_What you are asked to do:_
From the entries below, pull out each line where "title" appears.

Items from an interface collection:
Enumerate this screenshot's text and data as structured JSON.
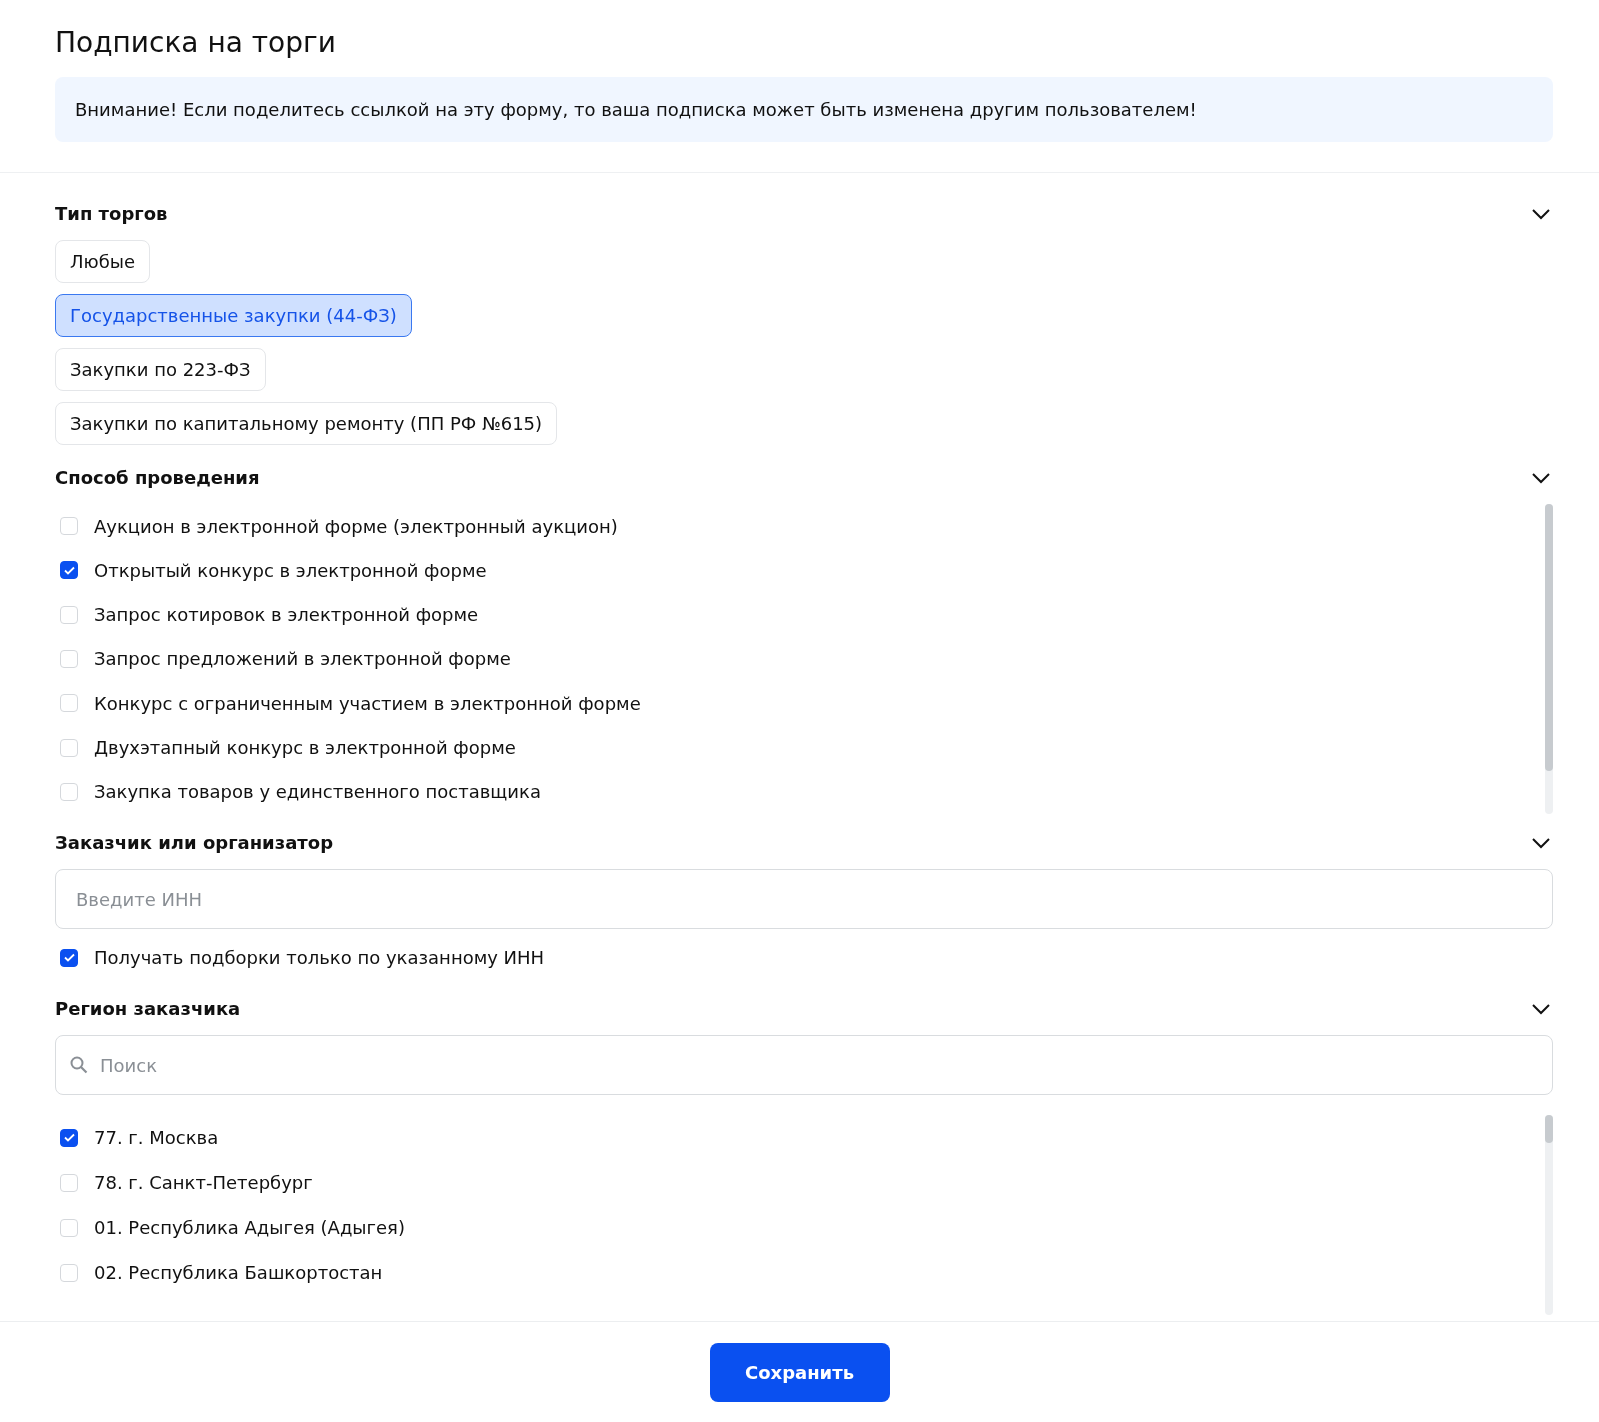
{
  "title": "Подписка на торги",
  "notice": "Внимание! Если поделитесь ссылкой на эту форму, то ваша подписка может быть изменена другим пользователем!",
  "sections": [
    {
      "kind": "chips",
      "title": "Тип торгов",
      "expanded": true,
      "options": [
        {
          "label": "Любые",
          "selected": false
        },
        {
          "label": "Государственные закупки (44-ФЗ)",
          "selected": true
        },
        {
          "label": "Закупки по 223-ФЗ",
          "selected": false
        },
        {
          "label": "Закупки по капитальному ремонту (ПП РФ №615)",
          "selected": false
        }
      ]
    },
    {
      "kind": "checklist",
      "title": "Способ проведения",
      "expanded": true,
      "options": [
        {
          "label": "Аукцион в электронной форме (электронный аукцион)",
          "checked": false
        },
        {
          "label": "Открытый конкурс в электронной форме",
          "checked": true
        },
        {
          "label": "Запрос котировок в электронной форме",
          "checked": false
        },
        {
          "label": "Запрос предложений в электронной форме",
          "checked": false
        },
        {
          "label": "Конкурс с ограниченным участием в электронной форме",
          "checked": false
        },
        {
          "label": "Двухэтапный конкурс в электронной форме",
          "checked": false
        },
        {
          "label": "Закупка товаров у единственного поставщика",
          "checked": false
        }
      ]
    },
    {
      "kind": "input",
      "title": "Заказчик или организатор",
      "expanded": true,
      "placeholder": "Введите ИНН",
      "options": [
        {
          "label": "Получать подборки только по указанному ИНН",
          "checked": true
        }
      ]
    },
    {
      "kind": "search",
      "title": "Регион заказчика",
      "expanded": true,
      "placeholder": "Поиск",
      "options": [
        {
          "label": "77. г. Москва",
          "checked": true
        },
        {
          "label": "78. г. Санкт-Петербург",
          "checked": false
        },
        {
          "label": "01. Республика Адыгея (Адыгея)",
          "checked": false
        },
        {
          "label": "02. Республика Башкортостан",
          "checked": false
        }
      ]
    }
  ],
  "save_button": "Сохранить"
}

_Your solution:_
  "title": "Подписка на торги",
      "title": "Тип торгов",
      "title": "Способ проведения",
      "title": "Заказчик или организатор",
      "title": "Регион заказчика",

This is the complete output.